October 1, 2018
Twenty-five students from different colleges across campus are given the opportunity to visit alumni and to learn about their companies through the Silicon Valley Entrepreneurship Workshop, sponsored by the College of Engineering.
The students will travel to California for five days during winter break. Prerana Kiran, freshman in Engineering, said she thinks the workshop will be a good opportunity for her to meet with leaders in Silicon Valley.
“Currently, I’m in the entrepreneurship class and trying to start my own startups, so I thought it would be a really helpful experience,” Kiran said.
She said she hopes to have a chance to hear directly from the alumni and learn how Silicon Valley functions, instead of just learning in a classroom.
Stephanie Larson, associate director of Innovation & Entrepreneurship Student Programs, said the program has been around since 2009.
“What happened was the dean at that time of the College of Engineering was like ‘we need to bring students out there, meet with these alumni, and hopefully, they will be inspired from talks of these alumni,’” Larson said.
Camille Garcia, senior in Media, said she attended the workshop in January this year and the highlight from her experience was networking with University alumni in Levi Stadium while their headshots were broadcast onto the jumbotron in front of “the biggest names in Silicon Valley.”
“Many of the entrepreneurs, if not all, told us what not to do when starting a business which I thought was more important than them telling us what they did to achieve success,” Garcia said in an email. “There are many paths to becoming successful, but success is subjective. Failure is more objective, so it was great to walk away with a concrete list of things not to do.”
Jalen West-Beard, junior in LAS, also attended the workshop this past January, saying staying in Silicon Valley for five days for only around $600 is a good deal.
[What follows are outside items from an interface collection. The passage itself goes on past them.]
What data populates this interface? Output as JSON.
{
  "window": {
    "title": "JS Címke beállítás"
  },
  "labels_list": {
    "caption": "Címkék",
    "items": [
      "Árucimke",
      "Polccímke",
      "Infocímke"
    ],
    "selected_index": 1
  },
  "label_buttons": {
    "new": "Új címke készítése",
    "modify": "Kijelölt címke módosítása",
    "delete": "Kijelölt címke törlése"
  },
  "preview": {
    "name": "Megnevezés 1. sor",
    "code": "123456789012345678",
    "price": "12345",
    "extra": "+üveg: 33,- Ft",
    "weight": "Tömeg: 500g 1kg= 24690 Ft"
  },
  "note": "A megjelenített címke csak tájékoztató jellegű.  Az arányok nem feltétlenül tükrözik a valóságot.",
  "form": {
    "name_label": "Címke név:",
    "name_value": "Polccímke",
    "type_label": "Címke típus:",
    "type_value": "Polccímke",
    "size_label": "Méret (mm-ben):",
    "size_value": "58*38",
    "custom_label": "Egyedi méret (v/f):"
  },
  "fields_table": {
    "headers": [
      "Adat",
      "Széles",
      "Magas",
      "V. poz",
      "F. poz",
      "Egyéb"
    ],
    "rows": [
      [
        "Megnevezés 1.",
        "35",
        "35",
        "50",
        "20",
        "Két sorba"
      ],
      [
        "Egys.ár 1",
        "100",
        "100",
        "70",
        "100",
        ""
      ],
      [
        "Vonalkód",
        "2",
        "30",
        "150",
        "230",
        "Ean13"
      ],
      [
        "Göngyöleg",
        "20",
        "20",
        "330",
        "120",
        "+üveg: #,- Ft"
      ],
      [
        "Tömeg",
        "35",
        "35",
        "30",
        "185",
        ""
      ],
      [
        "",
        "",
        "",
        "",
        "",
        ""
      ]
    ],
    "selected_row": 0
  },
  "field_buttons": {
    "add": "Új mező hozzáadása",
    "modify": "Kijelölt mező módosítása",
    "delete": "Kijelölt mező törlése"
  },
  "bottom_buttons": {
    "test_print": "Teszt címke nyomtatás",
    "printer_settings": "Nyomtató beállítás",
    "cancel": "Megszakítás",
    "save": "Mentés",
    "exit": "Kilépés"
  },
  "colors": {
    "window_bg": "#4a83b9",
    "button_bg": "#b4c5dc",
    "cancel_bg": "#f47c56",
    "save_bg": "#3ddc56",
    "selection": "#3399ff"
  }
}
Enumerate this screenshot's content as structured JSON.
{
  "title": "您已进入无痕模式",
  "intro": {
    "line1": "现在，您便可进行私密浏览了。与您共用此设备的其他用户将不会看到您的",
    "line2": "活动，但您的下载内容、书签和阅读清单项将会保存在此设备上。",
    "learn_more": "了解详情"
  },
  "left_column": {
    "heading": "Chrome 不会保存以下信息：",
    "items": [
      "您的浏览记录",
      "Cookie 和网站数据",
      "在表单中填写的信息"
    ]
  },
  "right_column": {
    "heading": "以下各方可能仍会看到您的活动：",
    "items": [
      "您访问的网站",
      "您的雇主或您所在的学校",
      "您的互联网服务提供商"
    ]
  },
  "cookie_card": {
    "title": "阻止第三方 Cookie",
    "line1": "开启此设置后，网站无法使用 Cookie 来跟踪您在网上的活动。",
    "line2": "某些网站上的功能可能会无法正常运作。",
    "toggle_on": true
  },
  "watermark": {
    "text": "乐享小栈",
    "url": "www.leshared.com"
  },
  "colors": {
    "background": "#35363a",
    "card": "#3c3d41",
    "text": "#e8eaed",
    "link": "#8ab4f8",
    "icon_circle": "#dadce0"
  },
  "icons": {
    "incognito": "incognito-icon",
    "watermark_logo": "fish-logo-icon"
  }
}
This year, the cost will be $650.
West-Beard said he learned that before someone puts an idea into action, they should know whether or not their idea could be useful to customers.
West-Beard said he talked with Max Levchin, co-founder of PayPal, who said he regretted founding a big company like PayPal, with PayPal becoming the only thing Levchin would be known for.
For this year, the companies and alumni include Marcin Kleczynski, CEO and co-founder of Malwarebytes, an internet security company and Martin Neumann, vice president of customer success at View, Inc., a glass manufacturing company.